I have forced to conclude he is stupid. He made mistakes. If, that is, I believe he created using a snap-your-fingers-with-a-brilliant-flash-of-light style, like Q of Star Trek. And I just have trouble believing that a stupid God rules the cosmos. If however, I believe that God created using the process of evolution, then suddenly everything falls into place. Evolution is an incredibly beautiful and complex theory, and it would take the truly divine- and truly intelligent- to come up with such a process. And evolution doesn't create novel structures and processes; it works with the material it has, using work-arounds, to develop new features that are in truth new ways of using old features. And I have the confidence that one day, we will receive just such a body as here described, when we receive our new, fully physical bodies, made like Jesus' post-resurrection body, able to do far more than we can now imagine, where there will no longer be any pain or suffering.

So, the choice is: A smart God, using evolution, or a Literal Creationist God, who is rather stupid. You decide.

Thursday, 5 February 2009

What's a half billion years among friends?

This past week, astronomers found the closest extrasolar planet to the size of Earth. It's only twice as big as us, which is significant, because you need something about our size to develop life, and not simply life on an orbital moon. Unfortunately, it's also so close to it's star that its year is only twenty days, and therefore its surface temperature is a balmy 1000°C- so basically a planet of liquid magma. It doesn't matter at that temperature if you've got lots of water; no life is going to develop there.

But I started to think. It wasn't so long ago that our planet was of a similar temperature and composition. Well, 4.5 bya (billion years ago). I suppose that is a stretch of time. And we were able to cool off because there is such a great distance between us and our star; the planet Co­RoT-Exo-7b doesn't have that option. (Yes, extrasolar astronomers have no imagination.) But if it did- if it were further out- it wouldn't be a planet so different than ours, give or take 4 billion years.

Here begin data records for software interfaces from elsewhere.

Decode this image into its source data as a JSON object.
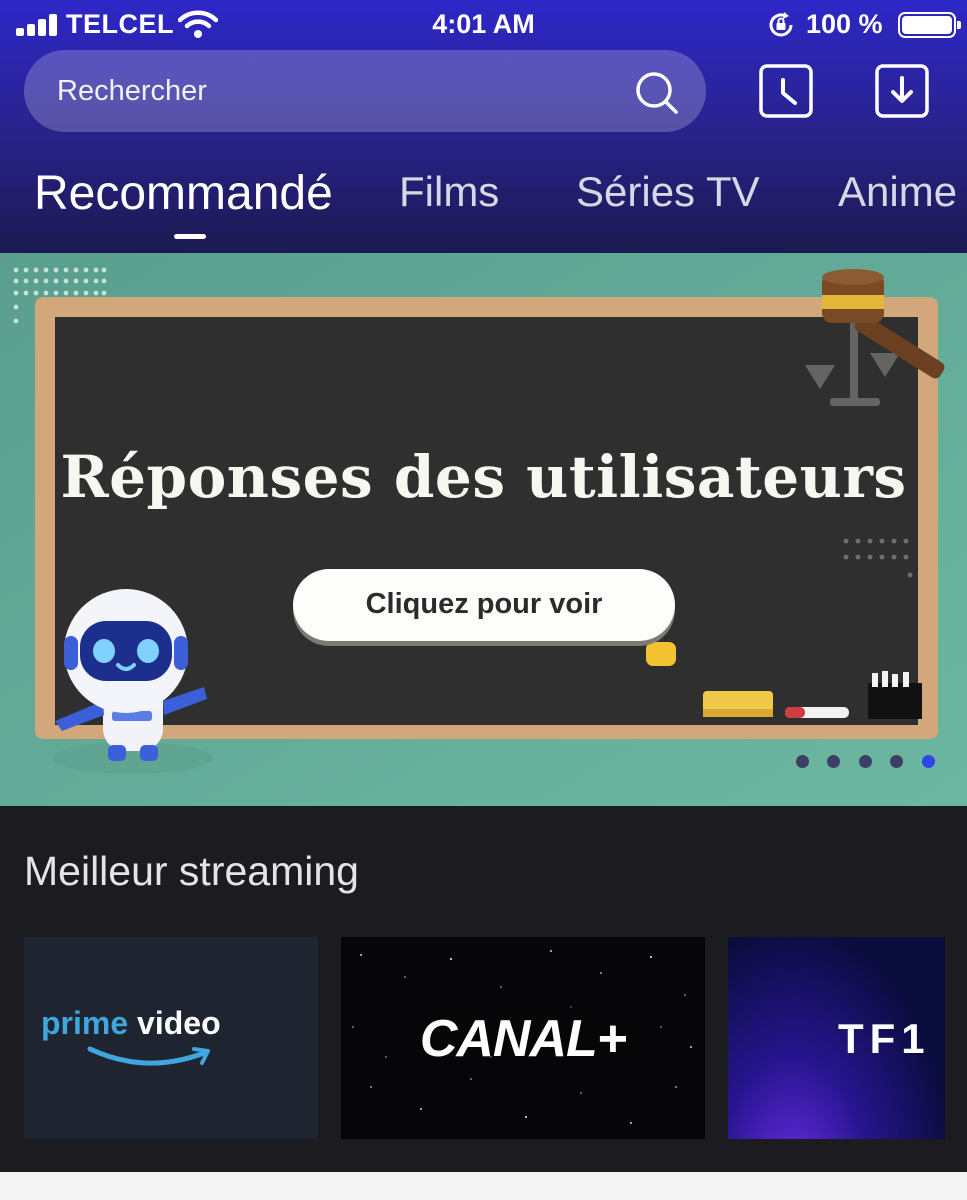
{
  "status_bar": {
    "carrier": "TELCEL",
    "time": "4:01 AM",
    "battery_percent": "100 %",
    "battery_level": 1.0
  },
  "search": {
    "placeholder": "Rechercher"
  },
  "tabs": [
    {
      "label": "Recommandé",
      "active": true
    },
    {
      "label": "Films",
      "active": false
    },
    {
      "label": "Séries TV",
      "active": false
    },
    {
      "label": "Anime",
      "active": false
    }
  ],
  "banner": {
    "title": "Réponses des utilisateurs",
    "cta_label": "Cliquez pour voir",
    "slide_count": 5,
    "active_slide": 5
  },
  "sections": {
    "streaming": {
      "title": "Meilleur streaming",
      "providers": [
        {
          "name_main": "prime",
          "name_secondary": "video"
        },
        {
          "name_main": "CANAL+"
        },
        {
          "name_main": "TF1"
        }
      ]
    }
  },
  "colors": {
    "header_top": "#2d27c8",
    "header_bottom": "#1c1a50",
    "background": "#1c1c20",
    "accent_dot": "#2e46e6",
    "prime_blue": "#3fa6de"
  },
  "icons": [
    "signal-icon",
    "wifi-icon",
    "rotation-lock-icon",
    "battery-icon",
    "search-icon",
    "history-icon",
    "download-icon"
  ]
}
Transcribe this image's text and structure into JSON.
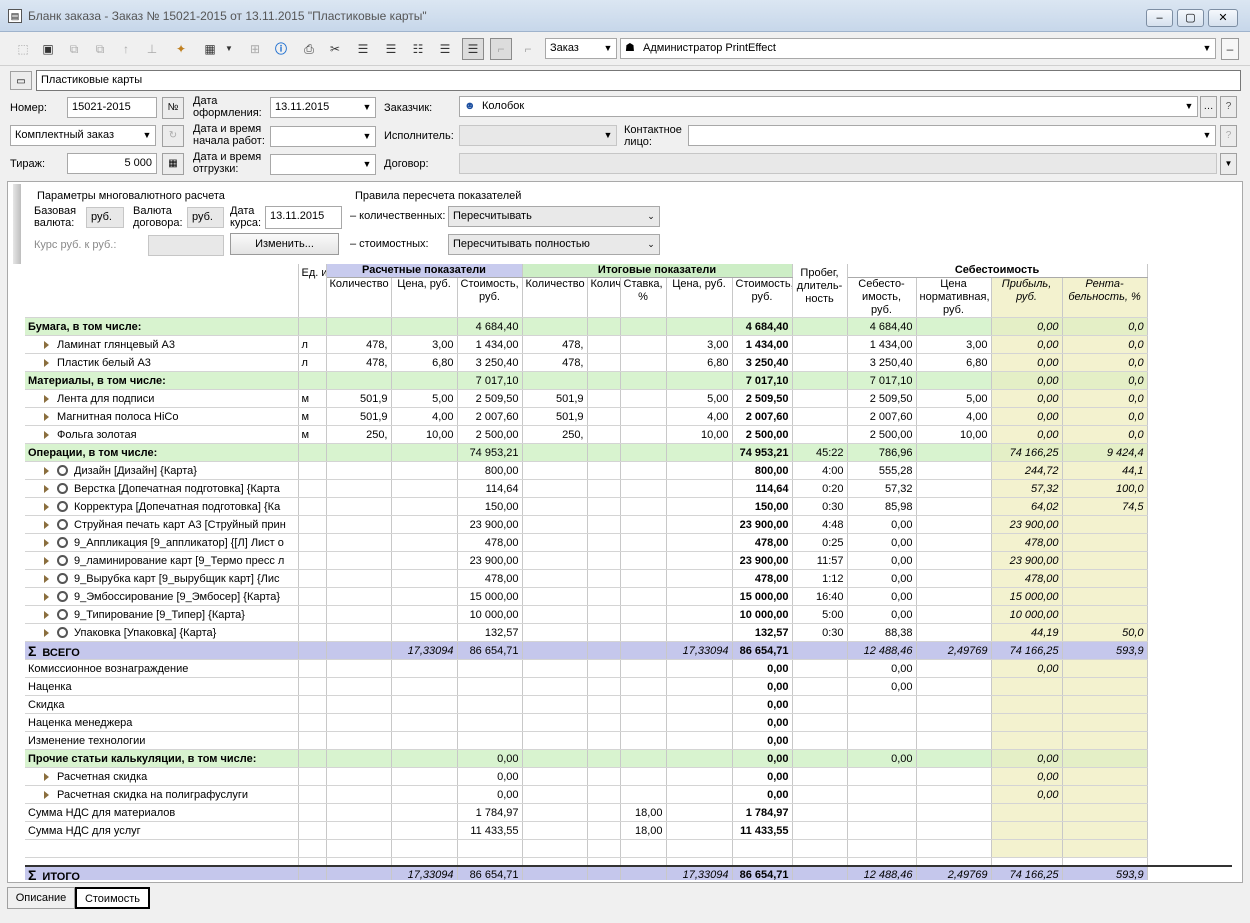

We think we are so special, because we have all this life, and advanced life forms to boot. And we are special. Even if life is found elsewhere, it's not everywhere, as our own solar system shows us. But that doesn't give us the right to symbolically lord it over other planets, anymore than we in America can look down at a fledgling democracy in Iraq, forgetting that our government in our first thirteen years collapsed because it was unworkable. Our planet went through great initial turmoil, with some 500 million years of magma and cooling down, before there could even be the beginnings of an inkling for life.
This is why I never think that life itself is all that amazing. Recently, I looked at some stromatolites so close I could reach and touch them. These are fossils of algal mats from 3.5 bya. That means, it took only half a billion years from molten lava to the first life forms. And since life is notoriously difficult to fossilize, life probably began significantly earlier than 3.5 bya- that's just the earliest date we have for fossils. It took another billion years to get anything with a nucleus in it. It took another 1.3 billion years before we could get anything multicellular. It was another 700 million years after that (500 mya) before we got the diversity of multicellular life and phyla that we have today, and then some. If we're looking at the time it takes, the development of life itself is actually the easiest thing in the world. It is getting something multicellular that's difficult, and even more difficult than that, a cell with a nucleus, guiding all the internal workings. The Intelligent Design advocates are barking up the wrong tree. I need no Designer, Intelligent or otherwise, to make life. That's the easy part. It's the development of a nucleus that's difficult. It's the instant creation of a multicellular organism that would be impressive. That is what I must conclude, in that evolution took so long to form them. Complexity is an inherent function of time and natural selection.
This is the discussion of the World Science updates as they become available.
Your thoughts are most welcome here.